Collected data entries:
....................

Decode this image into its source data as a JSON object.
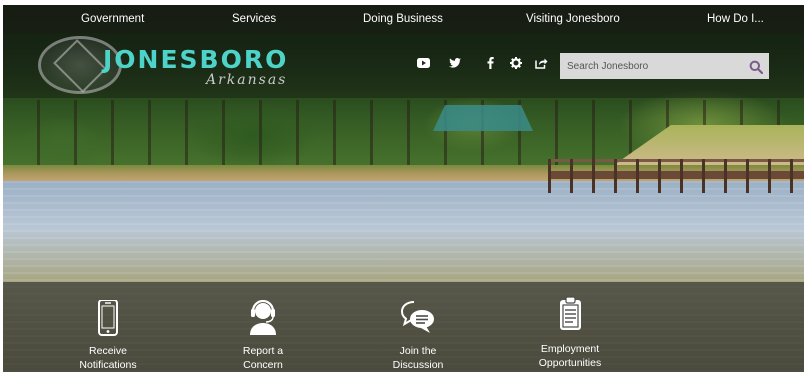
{
  "nav": {
    "items": [
      {
        "label": "Government"
      },
      {
        "label": "Services"
      },
      {
        "label": "Doing Business"
      },
      {
        "label": "Visiting Jonesboro"
      },
      {
        "label": "How Do I..."
      }
    ]
  },
  "header": {
    "brand": "JONESBORO",
    "brand_sub": "Arkansas",
    "social_icons": [
      "youtube-icon",
      "twitter-icon",
      "facebook-icon",
      "gear-icon",
      "share-icon"
    ],
    "search": {
      "placeholder": "Search Jonesboro"
    }
  },
  "quick_links": [
    {
      "line1": "Receive",
      "line2": "Notifications",
      "icon": "phone-icon"
    },
    {
      "line1": "Report a",
      "line2": "Concern",
      "icon": "headset-icon"
    },
    {
      "line1": "Join the",
      "line2": "Discussion",
      "icon": "chat-icon"
    },
    {
      "line1": "Employment",
      "line2": "Opportunities",
      "icon": "clipboard-icon"
    }
  ],
  "colors": {
    "brand": "#4ed3c8",
    "nav_bg": "#181c14",
    "search_bg": "#d9d9d9",
    "search_icon": "#7a5a8a"
  }
}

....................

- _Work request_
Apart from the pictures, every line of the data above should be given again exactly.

- _Reply_
Decode this image into its source data as a JSON object.
{
  "nav": {
    "items": [
      {
        "label": "Government"
      },
      {
        "label": "Services"
      },
      {
        "label": "Doing Business"
      },
      {
        "label": "Visiting Jonesboro"
      },
      {
        "label": "How Do I..."
      }
    ]
  },
  "header": {
    "brand": "JONESBORO",
    "brand_sub": "Arkansas",
    "social_icons": [
      "youtube-icon",
      "twitter-icon",
      "facebook-icon",
      "gear-icon",
      "share-icon"
    ],
    "search": {
      "placeholder": "Search Jonesboro"
    }
  },
  "quick_links": [
    {
      "line1": "Receive",
      "line2": "Notifications",
      "icon": "phone-icon"
    },
    {
      "line1": "Report a",
      "line2": "Concern",
      "icon": "headset-icon"
    },
    {
      "line1": "Join the",
      "line2": "Discussion",
      "icon": "chat-icon"
    },
    {
      "line1": "Employment",
      "line2": "Opportunities",
      "icon": "clipboard-icon"
    }
  ],
  "colors": {
    "brand": "#4ed3c8",
    "nav_bg": "#181c14",
    "search_bg": "#d9d9d9",
    "search_icon": "#7a5a8a"
  }
}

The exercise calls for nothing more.